When a hurricane last menaced Connecticut, it proved a blessing for . A tree on the wires near Millstone Power Station in Waterford interrupted rail service during Hurricane Earl, and a crowd of hungry refugees from descended on the restaurant on the same day Greg Robinson and his wife, Dori, took over the business.
With Hurricane Irene approaching, numerous businesses in New London decided to keep their doors shut for the day. Those who stayed open found there was a ready supply of people curious about the storm’s effect on the city and willing to visit the shops or restaurants still open.
“This is the fifth hurricane that I have been open in New London operating a restaurant,” said Greg. “It’s been a blast.”
Captain’s Pizza opened at 6:30 a.m. and witnessed some of the strongest winds and rains of Irene as the hurricane approached and died down to a tropical storm. The restaurant offered an “Irene breakfast sandwich”—two eggs, cheese, and double meat on a crusty hard roll, plus a hash brown patty—as a special. When the storm slackened, more people came to dine in or order a meal delivery as a result of lost power.
A clerk at the on State Street declined to give his name, but said the store was originally going to be among those hanging their closed signs on Sunday. When he went to check on the store, however, he found several senior citizens nearby.
“They were hoping that someone would open, so I had sympathy,” he said.
The man said customers were shopping in their normal routine, buying everything from milk and bread to cigarettes and lottery tickets. The store made swift sales in batteries and candles on Saturday, and was able to keep operating since it never lost power. A sister business, on Broad Street, was not so lucky; its cache of ice cream, however, was saved when it was moved downtown.
At , electricity was also available and there was a full bar of patrons. Baltimore, Md. managed to avoid the worst of Irene’s track along the East Coast, and on the television the Orioles played the first game in a doubleheader with the New York Yankees.

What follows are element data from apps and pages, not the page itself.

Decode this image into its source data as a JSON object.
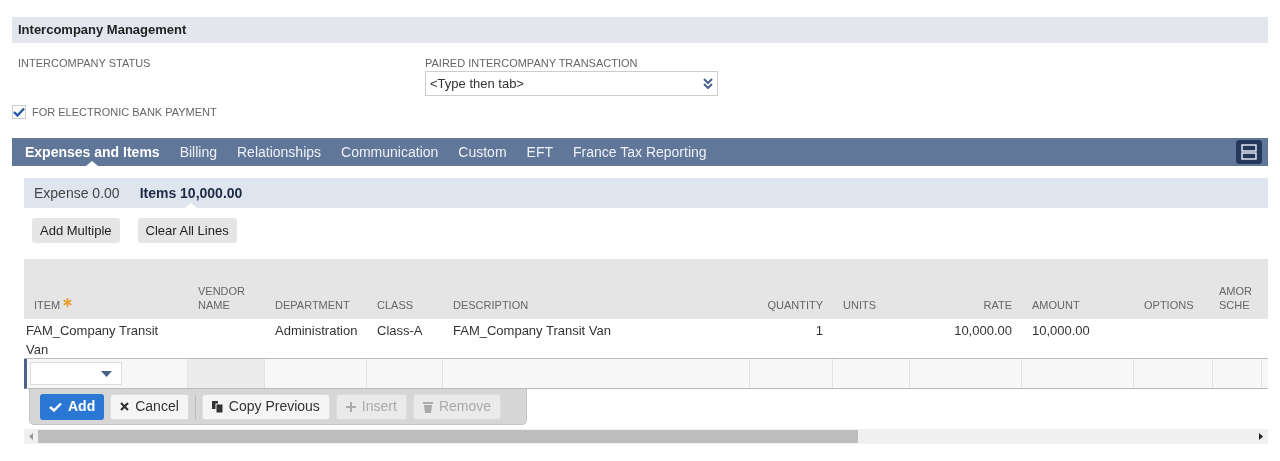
{
  "section": {
    "title": "Intercompany Management"
  },
  "fields": [
    {
      "kind": "text",
      "label": "INTERCOMPANY STATUS"
    },
    {
      "kind": "select",
      "label": "PAIRED INTERCOMPANY TRANSACTION",
      "placeholder": "<Type then tab>"
    }
  ],
  "checkbox": {
    "label": "FOR ELECTRONIC BANK PAYMENT",
    "checked": true
  },
  "tabs": [
    {
      "label": "Expenses and Items",
      "selected": true
    },
    {
      "label": "Billing",
      "selected": false
    },
    {
      "label": "Relationships",
      "selected": false
    },
    {
      "label": "Communication",
      "selected": false
    },
    {
      "label": "Custom",
      "selected": false
    },
    {
      "label": "EFT",
      "selected": false
    },
    {
      "label": "France Tax Reporting",
      "selected": false
    }
  ],
  "subtabs": [
    {
      "label": "Expense 0.00",
      "selected": false
    },
    {
      "label": "Items 10,000.00",
      "selected": true
    }
  ],
  "buttons": [
    "Add Multiple",
    "Clear All Lines"
  ],
  "table": {
    "columns": [
      {
        "label": "ITEM",
        "required": true
      },
      {
        "label": "VENDOR NAME",
        "required": false
      },
      {
        "label": "DEPARTMENT",
        "required": false
      },
      {
        "label": "CLASS",
        "required": false
      },
      {
        "label": "DESCRIPTION",
        "required": false
      },
      {
        "label": "QUANTITY",
        "required": false
      },
      {
        "label": "UNITS",
        "required": false
      },
      {
        "label": "RATE",
        "required": false
      },
      {
        "label": "AMOUNT",
        "required": false
      },
      {
        "label": "OPTIONS",
        "required": false
      },
      {
        "label": "AMOR SCHE",
        "required": false
      }
    ],
    "rows": [
      [
        "FAM_Company Transit Van",
        "",
        "Administration",
        "Class-A",
        "FAM_Company Transit Van",
        "1",
        "",
        "10,000.00",
        "10,000.00",
        "",
        ""
      ]
    ]
  },
  "line_actions": [
    {
      "label": "Add",
      "kind": "primary",
      "disabled": false
    },
    {
      "label": "Cancel",
      "kind": "normal",
      "disabled": false
    },
    {
      "label": "Copy Previous",
      "kind": "normal",
      "disabled": false
    },
    {
      "label": "Insert",
      "kind": "normal",
      "disabled": true
    },
    {
      "label": "Remove",
      "kind": "normal",
      "disabled": true
    }
  ]
}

Anthony D’Angelo, a New London resident, said he lost power at his home during the storm. After reading for awhile, he decided to come down to the bar.
“Whenever there are tragedies, we come here,” he joked.